With cold weather coming on, road work in Alaska will probably be slowing down for another long winter. But that doesn’t mean our 49th State’s infrastructure businesses will be taking it easy.
For Alaska’s small and disadvantaged businesses, next week brings the opportunity to step up to the next level through a Bonding Education Program (BEP) from DOT's Office of Small and Disadvantaged Business Utilization (OSDBU).
Bonding opens the door for businesses to expand. Without bonding, a small business looking for work must rely on a prime contractor. Once bonded, that business can compete directly for work. It's an important step toward growth and independent access to bigger and better contracts.
But getting bonded isn't easy. That's why, since 2010, OSDBU has been helping businesses learn the ins-and-outs of the bonding process.

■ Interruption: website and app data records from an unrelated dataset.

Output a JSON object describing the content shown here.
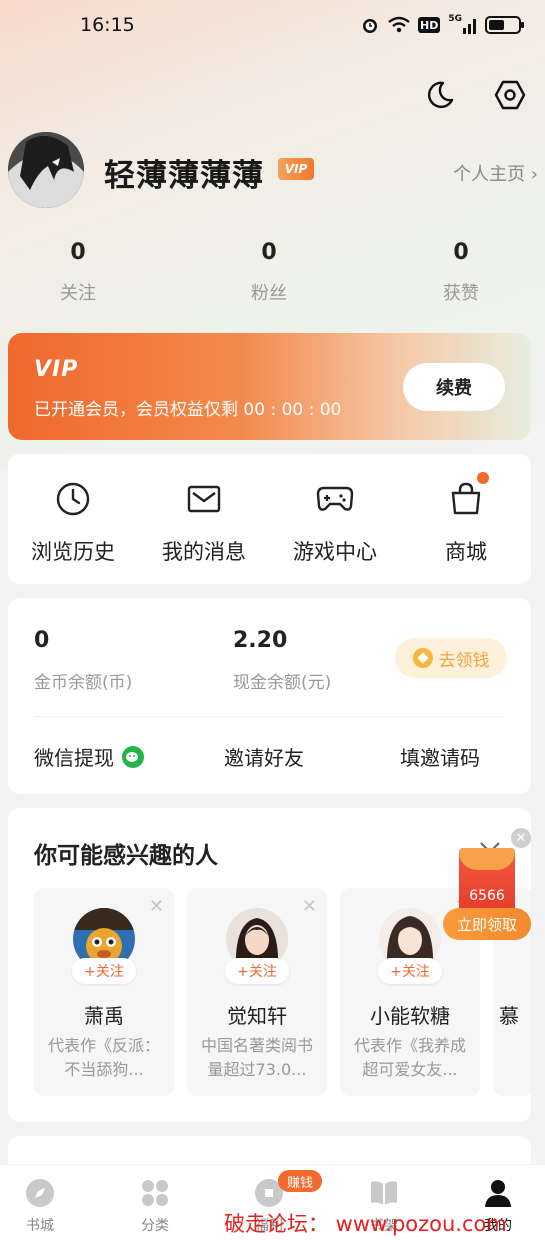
{
  "status_bar": {
    "time": "16:15",
    "icons": [
      "alarm-icon",
      "wifi-icon",
      "hd-icon",
      "5g-signal-icon",
      "battery-icon"
    ],
    "hd_label": "HD",
    "net_label": "5G",
    "battery_level": 0.55
  },
  "top_actions": {
    "night_mode_icon": "moon-icon",
    "settings_icon": "settings-icon"
  },
  "profile": {
    "username": "轻薄薄薄薄",
    "vip_badge": "VIP",
    "homepage_link": "个人主页 ›"
  },
  "stats": [
    {
      "value": "0",
      "label": "关注"
    },
    {
      "value": "0",
      "label": "粉丝"
    },
    {
      "value": "0",
      "label": "获赞"
    }
  ],
  "vip_card": {
    "logo": "VIP",
    "text": "已开通会员，会员权益仅剩 00 : 00 : 00",
    "button": "续费"
  },
  "quick_actions": [
    {
      "label": "浏览历史",
      "icon": "clock-icon"
    },
    {
      "label": "我的消息",
      "icon": "mail-icon"
    },
    {
      "label": "游戏中心",
      "icon": "gamepad-icon"
    },
    {
      "label": "商城",
      "icon": "shopping-bag-icon"
    }
  ],
  "wallet": {
    "coin_balance": "0",
    "coin_label": "金币余额(币)",
    "cash_balance": "2.20",
    "cash_label": "现金余额(元)",
    "claim_button": "去领钱",
    "actions": [
      "微信提现",
      "邀请好友",
      "填邀请码"
    ]
  },
  "interest": {
    "title": "你可能感兴趣的人",
    "follow_label": "+关注",
    "people": [
      {
        "name": "萧禹",
        "desc": "代表作《反派：不当舔狗..."
      },
      {
        "name": "觉知轩",
        "desc": "中国名著类阅书量超过73.0..."
      },
      {
        "name": "小能软糖",
        "desc": "代表作《我养成超可爱女友..."
      },
      {
        "name": "慕"
      }
    ]
  },
  "red_packet": {
    "amount": "6566",
    "button": "立即领取"
  },
  "tabbar": {
    "items": [
      {
        "label": "书城",
        "icon": "compass-icon"
      },
      {
        "label": "分类",
        "icon": "grid-icon"
      },
      {
        "label": "福利",
        "icon": "gift-icon"
      },
      {
        "label": "书架",
        "icon": "book-icon"
      },
      {
        "label": "我的",
        "icon": "person-icon"
      }
    ],
    "earn_badge": "赚钱",
    "active": "我的"
  },
  "watermark": "破走论坛： www.pozou.com",
  "colors": {
    "accent": "#f26a2e",
    "vip_gradient_start": "#f0682c",
    "coin": "#f6b73c",
    "wechat": "#22b34b"
  }
}
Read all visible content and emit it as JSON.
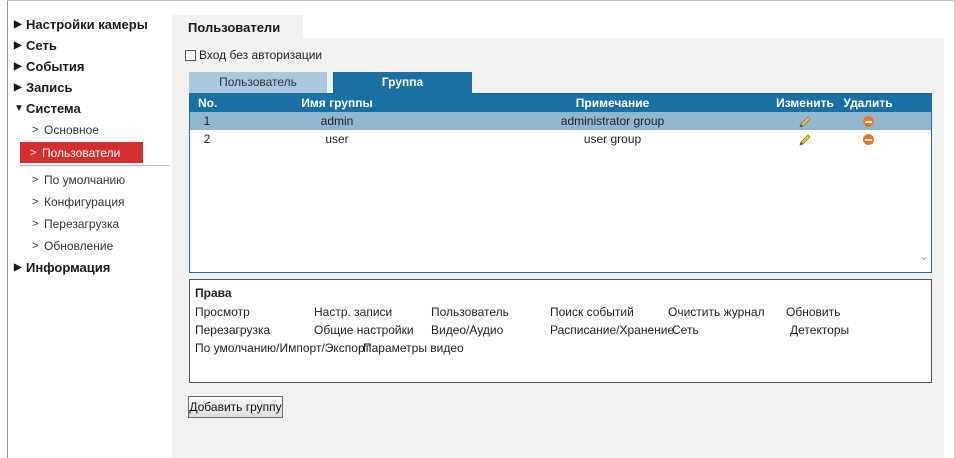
{
  "sidebar": {
    "camera_settings": "Настройки камеры",
    "network": "Сеть",
    "events": "События",
    "record": "Запись",
    "system": "Система",
    "system_items": [
      "Основное",
      "Пользователи",
      "По умолчанию",
      "Конфигурация",
      "Перезагрузка",
      "Обновление"
    ],
    "info": "Информация"
  },
  "page": {
    "tab_title": "Пользователи",
    "no_auth_label": "Вход без авторизации",
    "no_auth_checked": false
  },
  "tabs": {
    "user": "Пользователь",
    "group": "Группа"
  },
  "table": {
    "headers": {
      "no": "No.",
      "name": "Имя группы",
      "note": "Примечание",
      "edit": "Изменить",
      "delete": "Удалить"
    },
    "rows": [
      {
        "no": "1",
        "name": "admin",
        "note": "administrator group",
        "selected": true
      },
      {
        "no": "2",
        "name": "user",
        "note": "user group",
        "selected": false
      }
    ]
  },
  "rights": {
    "title": "Права",
    "items": [
      "Просмотр",
      "Настр. записи",
      "Пользователь",
      "Поиск событий",
      "Очистить журнал",
      "Обновить",
      "Перезагрузка",
      "Общие настройки",
      "Видео/Аудио",
      "Расписание/Хранение",
      "Сеть",
      "Детекторы",
      "По умолчанию/Импорт/Экспорт",
      "Параметры видео"
    ]
  },
  "buttons": {
    "add_group": "Добавить группу"
  },
  "colors": {
    "accent": "#1a6fa3",
    "active_nav": "#d32f2f",
    "selected_row": "#8fb7cf",
    "delete": "#f07a24"
  }
}
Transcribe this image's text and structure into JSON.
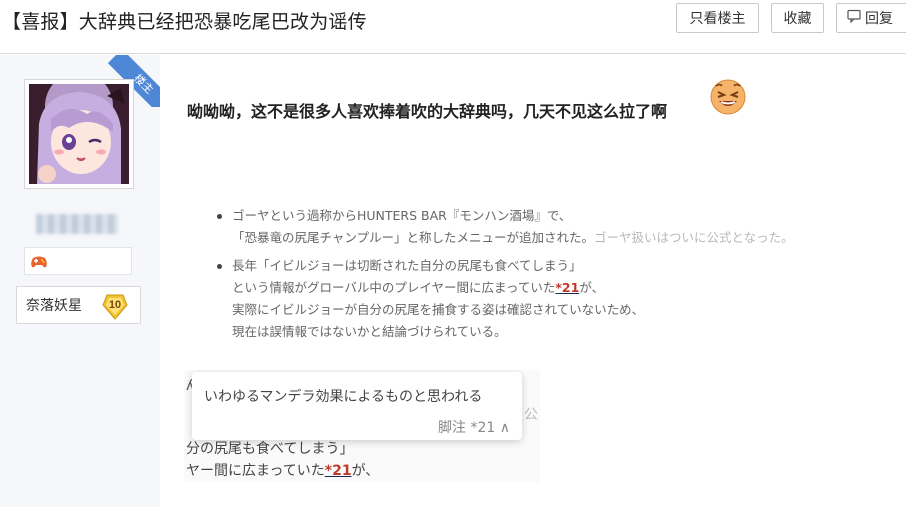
{
  "header": {
    "title": "【喜报】大辞典已经把恐暴吃尾巴改为谣传",
    "buttons": {
      "only_op": "只看楼主",
      "favorite": "收藏",
      "reply": "回复"
    }
  },
  "sidebar": {
    "ribbon": "楼主",
    "level_name": "奈落妖星",
    "level_number": "10"
  },
  "post": {
    "text": "呦呦呦，这不是很多人喜欢捧着吹的大辞典吗，几天不见这么拉了啊",
    "quote_items": [
      {
        "lines": [
          {
            "text": "ゴーヤという過称からHUNTERS BAR『モンハン酒場』で、",
            "faint": ""
          },
          {
            "text": "「恐暴竜の尻尾チャンプルー」と称したメニューが追加された。",
            "faint": "ゴーヤ扱いはついに公式となった。"
          }
        ]
      },
      {
        "lines": [
          {
            "text": "長年「イビルジョーは切断された自分の尻尾も食べてしまう」",
            "faint": ""
          },
          {
            "text": "という情報がグローバル中のプレイヤー間に広まっていた",
            "fn": "*21",
            "after": "が、"
          },
          {
            "text": "実際にイビルジョーが自分の尻尾を捕食する姿は確認されていないため、",
            "faint": ""
          },
          {
            "text": "現在は誤情報ではないかと結論づけられている。",
            "faint": ""
          }
        ]
      }
    ],
    "screenshot2": {
      "popup_text": "いわゆるマンデラ効果によるものと思われる",
      "popup_footnote": "脚注 *21 ∧",
      "edge_left": "ʎ",
      "edge_right": "公",
      "bg_line1": "分の尻尾も食べてしまう」",
      "bg_line2_pre": "ヤー間に広まっていた",
      "bg_line2_fn": "*21",
      "bg_line2_post": "が、"
    }
  },
  "colors": {
    "accent_ribbon": "#4e87d6",
    "footnote": "#c0392b",
    "sidebar_bg": "#f5f7fa"
  }
}
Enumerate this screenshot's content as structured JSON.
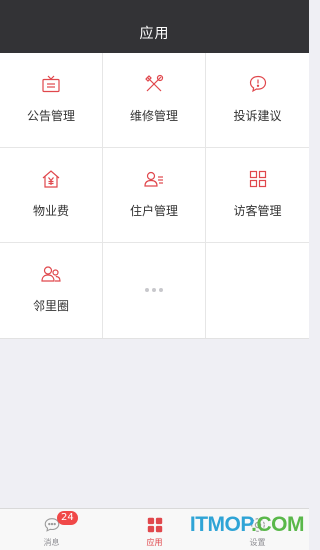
{
  "header": {
    "title": "应用"
  },
  "grid": {
    "items": [
      {
        "label": "公告管理",
        "icon": "announcement-icon"
      },
      {
        "label": "维修管理",
        "icon": "repair-tools-icon"
      },
      {
        "label": "投诉建议",
        "icon": "complaint-bubble-icon"
      },
      {
        "label": "物业费",
        "icon": "property-fee-icon"
      },
      {
        "label": "住户管理",
        "icon": "resident-list-icon"
      },
      {
        "label": "访客管理",
        "icon": "visitor-grid-icon"
      },
      {
        "label": "邻里圈",
        "icon": "neighbors-icon"
      },
      {
        "label": "",
        "icon": "more-dots-icon"
      }
    ]
  },
  "tabbar": {
    "tabs": [
      {
        "label": "消息",
        "icon": "chat-icon",
        "badge": "24"
      },
      {
        "label": "应用",
        "icon": "apps-icon",
        "active": true
      },
      {
        "label": "设置",
        "icon": "settings-icon"
      }
    ]
  },
  "watermark": {
    "text_a": "ITMOP",
    "text_b": ".COM"
  },
  "colors": {
    "accent": "#e0474c",
    "nav_bg": "#333336",
    "badge": "#f04848"
  }
}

The BEP is the first of its kind at DOT and helps small businesses obtain and build bonding capacity by partnering with the Surety and Fidelity Association of America. The BEP has been established in 26 cities since 2010 and plans have been made to expand the program to at least 20 more cities in 2013. More than $200 million in aggregate bonding capacity for BEP participants has been obtained thus far.
In fact, the OSDBU team is finishing up a Bonding Education Program in Sacramento today. Sessions in Portland, OR, and Houston also ended recently.
And the program is making a difference to our nation’s job creators.
"The paperwork the bonding companies required seemed overwhelming. But after the third Bonding Education class, we were much better informed and were beginning to see the big picture. By the fifth class, we were able to instruct our accountant how to submit information to meet the requirements. And by the last class, we had successfully obtained bonding for more than $300,000!”
In Minneapolis, MAG Mechanical obtained $500,000 in bonding capacity after completing the Bonding Education Program. Formerly, MAG had been unable to get bonded and had missed several opportunities. Now, owner Tony Goze says, “We have expanded our core crew, along with hiring additional support staff. Bonding has helped turn our growth goals into reality."
And in Dallas, JBa Land Management transformed $1.5 million in new bonding capacity into six new jobs. Some of JBa's clients now include Dallas Area Rapid Transit and Dallas Fort Worth International Airport.
Helping small and disadvantaged businesses (DBEs) learn how to navigate the bonding process is a terrific investment for America. As Felipe Moran of Henderson, Colorado's Moran Custom Fabrication, said:
"A long time ago, I was told you don't have to know everything; you just have to know where to go to get the information. Now I know where to go, and I am so glad for this program."
Having secured eight different jobs with the Colorado DOT and the Denver area's Regional Transportation District since getting bonded, Felipe knows what he's talking about.
Here's hoping those attending next week’s session in Alaska and upcoming sessions in Chicago, Jackson, and San Antonio experience the same success, making the leap to the next level of competitiveness and adding more of the jobs America needs.